● **DESCRIPTION OF THE TASK**:
An exact copy of the data is needed, but without any of its images.

● **DATA FOR THIS TASK**:
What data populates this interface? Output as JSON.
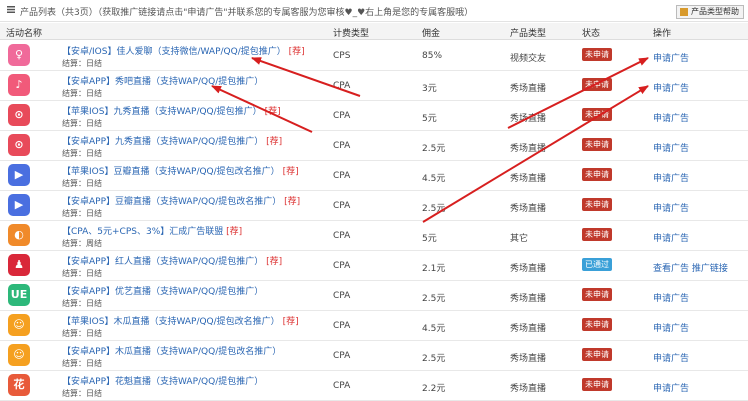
{
  "header": {
    "title_prefix": "产品列表（共3页）",
    "title_text": "（获取推广链接请点击\"申请广告\"并联系您的专属客服为您审核",
    "title_suffix": "♥_♥右上角是您的专属客服哦）",
    "button_label": "产品类型帮助"
  },
  "columns": {
    "name": "活动名称",
    "billing": "计费类型",
    "commission": "佣金",
    "type": "产品类型",
    "status": "状态",
    "action": "操作"
  },
  "colors": {
    "pending": "#c0392b",
    "approved": "#3aa0d8",
    "link": "#2a66b3",
    "arrow": "#d71f1f"
  },
  "rows": [
    {
      "icon": "pink-dancer-icon",
      "icon_color": "#f06a9a",
      "name": "【安卓/IOS】佳人爱聊（支持微信/WAP/QQ/提包推广）",
      "tag": "[荐]",
      "settle": "结算：日结",
      "billing": "CPS",
      "commission": "85%",
      "type": "视频交友",
      "status": "未申请",
      "status_kind": "pending",
      "action": "申请广告"
    },
    {
      "icon": "pink-anchor-icon",
      "icon_color": "#f15a7a",
      "name": "【安卓APP】秀吧直播（支持WAP/QQ/提包推广）",
      "tag": "",
      "settle": "结算：日结",
      "billing": "CPA",
      "commission": "3元",
      "type": "秀场直播",
      "status": "未申请",
      "status_kind": "pending",
      "action": "申请广告"
    },
    {
      "icon": "red-pin-icon",
      "icon_color": "#e84a5a",
      "name": "【苹果IOS】九秀直播（支持WAP/QQ/提包推广）",
      "tag": "[荐]",
      "settle": "结算：日结",
      "billing": "CPA",
      "commission": "5元",
      "type": "秀场直播",
      "status": "未申请",
      "status_kind": "pending",
      "action": "申请广告"
    },
    {
      "icon": "red-pin-icon",
      "icon_color": "#e84a5a",
      "name": "【安卓APP】九秀直播（支持WAP/QQ/提包推广）",
      "tag": "[荐]",
      "settle": "结算：日结",
      "billing": "CPA",
      "commission": "2.5元",
      "type": "秀场直播",
      "status": "未申请",
      "status_kind": "pending",
      "action": "申请广告"
    },
    {
      "icon": "blue-play-icon",
      "icon_color": "#4a6fe0",
      "name": "【苹果IOS】豆瓣直播（支持WAP/QQ/提包改名推广）",
      "tag": "[荐]",
      "settle": "结算：日结",
      "billing": "CPA",
      "commission": "4.5元",
      "type": "秀场直播",
      "status": "未申请",
      "status_kind": "pending",
      "action": "申请广告"
    },
    {
      "icon": "blue-play-icon",
      "icon_color": "#4a6fe0",
      "name": "【安卓APP】豆瓣直播（支持WAP/QQ/提包改名推广）",
      "tag": "[荐]",
      "settle": "结算：日结",
      "billing": "CPA",
      "commission": "2.5元",
      "type": "秀场直播",
      "status": "未申请",
      "status_kind": "pending",
      "action": "申请广告"
    },
    {
      "icon": "orange-swirl-icon",
      "icon_color": "#f08a2a",
      "name": "【CPA、5元+CPS、3%】汇成广告联盟",
      "tag": "[荐]",
      "settle": "结算：周结",
      "billing": "CPA",
      "commission": "5元",
      "type": "其它",
      "status": "未申请",
      "status_kind": "pending",
      "action": "申请广告"
    },
    {
      "icon": "red-person-icon",
      "icon_color": "#d9283a",
      "name": "【安卓APP】红人直播（支持WAP/QQ/提包推广）",
      "tag": "[荐]",
      "settle": "结算：日结",
      "billing": "CPA",
      "commission": "2.1元",
      "type": "秀场直播",
      "status": "已通过",
      "status_kind": "approved",
      "action": "查看广告  推广链接"
    },
    {
      "icon": "green-ue-icon",
      "icon_color": "#2db87a",
      "name": "【安卓APP】优艺直播（支持WAP/QQ/提包推广）",
      "tag": "",
      "settle": "结算：日结",
      "billing": "CPA",
      "commission": "2.5元",
      "type": "秀场直播",
      "status": "未申请",
      "status_kind": "pending",
      "action": "申请广告"
    },
    {
      "icon": "orange-face-icon",
      "icon_color": "#f5a020",
      "name": "【苹果IOS】木瓜直播（支持WAP/QQ/提包改名推广）",
      "tag": "[荐]",
      "settle": "结算：日结",
      "billing": "CPA",
      "commission": "4.5元",
      "type": "秀场直播",
      "status": "未申请",
      "status_kind": "pending",
      "action": "申请广告"
    },
    {
      "icon": "orange-face-icon",
      "icon_color": "#f5a020",
      "name": "【安卓APP】木瓜直播（支持WAP/QQ/提包改名推广）",
      "tag": "",
      "settle": "结算：日结",
      "billing": "CPA",
      "commission": "2.5元",
      "type": "秀场直播",
      "status": "未申请",
      "status_kind": "pending",
      "action": "申请广告"
    },
    {
      "icon": "huadong-logo-icon",
      "icon_color": "#e85a3a",
      "name": "【安卓APP】花魁直播（支持WAP/QQ/提包推广）",
      "tag": "",
      "settle": "结算：日结",
      "billing": "CPA",
      "commission": "2.2元",
      "type": "秀场直播",
      "status": "未申请",
      "status_kind": "pending",
      "action": "申请广告"
    }
  ]
}
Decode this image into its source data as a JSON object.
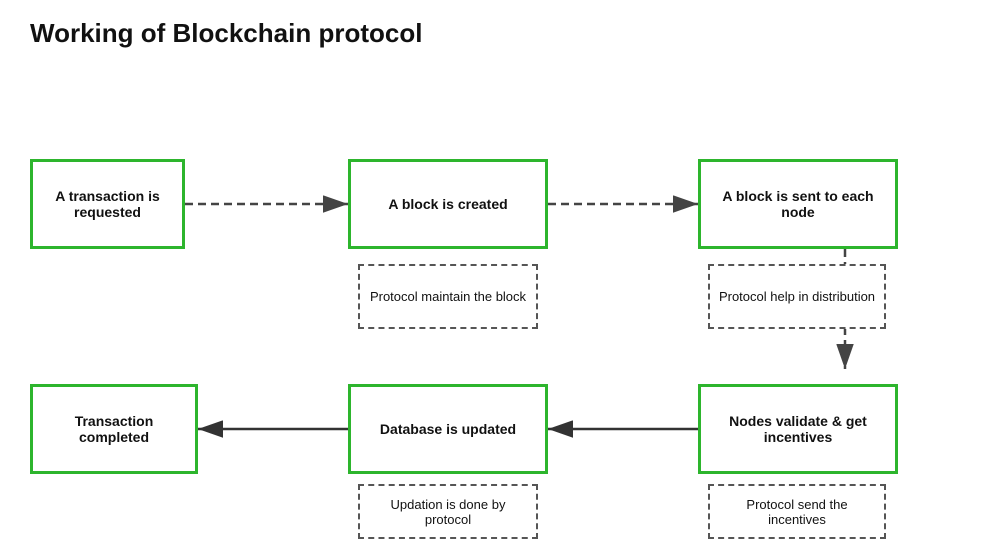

● **EXERCISE SOLUTION**:
What data populates this interface? Output as JSON.
{
  "header": {
    "title_prefix": "产品列表（共3页）",
    "title_text": "（获取推广链接请点击\"申请广告\"并联系您的专属客服为您审核",
    "title_suffix": "♥_♥右上角是您的专属客服哦）",
    "button_label": "产品类型帮助"
  },
  "columns": {
    "name": "活动名称",
    "billing": "计费类型",
    "commission": "佣金",
    "type": "产品类型",
    "status": "状态",
    "action": "操作"
  },
  "colors": {
    "pending": "#c0392b",
    "approved": "#3aa0d8",
    "link": "#2a66b3",
    "arrow": "#d71f1f"
  },
  "rows": [
    {
      "icon": "pink-dancer-icon",
      "icon_color": "#f06a9a",
      "name": "【安卓/IOS】佳人爱聊（支持微信/WAP/QQ/提包推广）",
      "tag": "[荐]",
      "settle": "结算：日结",
      "billing": "CPS",
      "commission": "85%",
      "type": "视频交友",
      "status": "未申请",
      "status_kind": "pending",
      "action": "申请广告"
    },
    {
      "icon": "pink-anchor-icon",
      "icon_color": "#f15a7a",
      "name": "【安卓APP】秀吧直播（支持WAP/QQ/提包推广）",
      "tag": "",
      "settle": "结算：日结",
      "billing": "CPA",
      "commission": "3元",
      "type": "秀场直播",
      "status": "未申请",
      "status_kind": "pending",
      "action": "申请广告"
    },
    {
      "icon": "red-pin-icon",
      "icon_color": "#e84a5a",
      "name": "【苹果IOS】九秀直播（支持WAP/QQ/提包推广）",
      "tag": "[荐]",
      "settle": "结算：日结",
      "billing": "CPA",
      "commission": "5元",
      "type": "秀场直播",
      "status": "未申请",
      "status_kind": "pending",
      "action": "申请广告"
    },
    {
      "icon": "red-pin-icon",
      "icon_color": "#e84a5a",
      "name": "【安卓APP】九秀直播（支持WAP/QQ/提包推广）",
      "tag": "[荐]",
      "settle": "结算：日结",
      "billing": "CPA",
      "commission": "2.5元",
      "type": "秀场直播",
      "status": "未申请",
      "status_kind": "pending",
      "action": "申请广告"
    },
    {
      "icon": "blue-play-icon",
      "icon_color": "#4a6fe0",
      "name": "【苹果IOS】豆瓣直播（支持WAP/QQ/提包改名推广）",
      "tag": "[荐]",
      "settle": "结算：日结",
      "billing": "CPA",
      "commission": "4.5元",
      "type": "秀场直播",
      "status": "未申请",
      "status_kind": "pending",
      "action": "申请广告"
    },
    {
      "icon": "blue-play-icon",
      "icon_color": "#4a6fe0",
      "name": "【安卓APP】豆瓣直播（支持WAP/QQ/提包改名推广）",
      "tag": "[荐]",
      "settle": "结算：日结",
      "billing": "CPA",
      "commission": "2.5元",
      "type": "秀场直播",
      "status": "未申请",
      "status_kind": "pending",
      "action": "申请广告"
    },
    {
      "icon": "orange-swirl-icon",
      "icon_color": "#f08a2a",
      "name": "【CPA、5元+CPS、3%】汇成广告联盟",
      "tag": "[荐]",
      "settle": "结算：周结",
      "billing": "CPA",
      "commission": "5元",
      "type": "其它",
      "status": "未申请",
      "status_kind": "pending",
      "action": "申请广告"
    },
    {
      "icon": "red-person-icon",
      "icon_color": "#d9283a",
      "name": "【安卓APP】红人直播（支持WAP/QQ/提包推广）",
      "tag": "[荐]",
      "settle": "结算：日结",
      "billing": "CPA",
      "commission": "2.1元",
      "type": "秀场直播",
      "status": "已通过",
      "status_kind": "approved",
      "action": "查看广告  推广链接"
    },
    {
      "icon": "green-ue-icon",
      "icon_color": "#2db87a",
      "name": "【安卓APP】优艺直播（支持WAP/QQ/提包推广）",
      "tag": "",
      "settle": "结算：日结",
      "billing": "CPA",
      "commission": "2.5元",
      "type": "秀场直播",
      "status": "未申请",
      "status_kind": "pending",
      "action": "申请广告"
    },
    {
      "icon": "orange-face-icon",
      "icon_color": "#f5a020",
      "name": "【苹果IOS】木瓜直播（支持WAP/QQ/提包改名推广）",
      "tag": "[荐]",
      "settle": "结算：日结",
      "billing": "CPA",
      "commission": "4.5元",
      "type": "秀场直播",
      "status": "未申请",
      "status_kind": "pending",
      "action": "申请广告"
    },
    {
      "icon": "orange-face-icon",
      "icon_color": "#f5a020",
      "name": "【安卓APP】木瓜直播（支持WAP/QQ/提包改名推广）",
      "tag": "",
      "settle": "结算：日结",
      "billing": "CPA",
      "commission": "2.5元",
      "type": "秀场直播",
      "status": "未申请",
      "status_kind": "pending",
      "action": "申请广告"
    },
    {
      "icon": "huadong-logo-icon",
      "icon_color": "#e85a3a",
      "name": "【安卓APP】花魁直播（支持WAP/QQ/提包推广）",
      "tag": "",
      "settle": "结算：日结",
      "billing": "CPA",
      "commission": "2.2元",
      "type": "秀场直播",
      "status": "未申请",
      "status_kind": "pending",
      "action": "申请广告"
    }
  ]
}
Decode this image into its source data as a JSON object.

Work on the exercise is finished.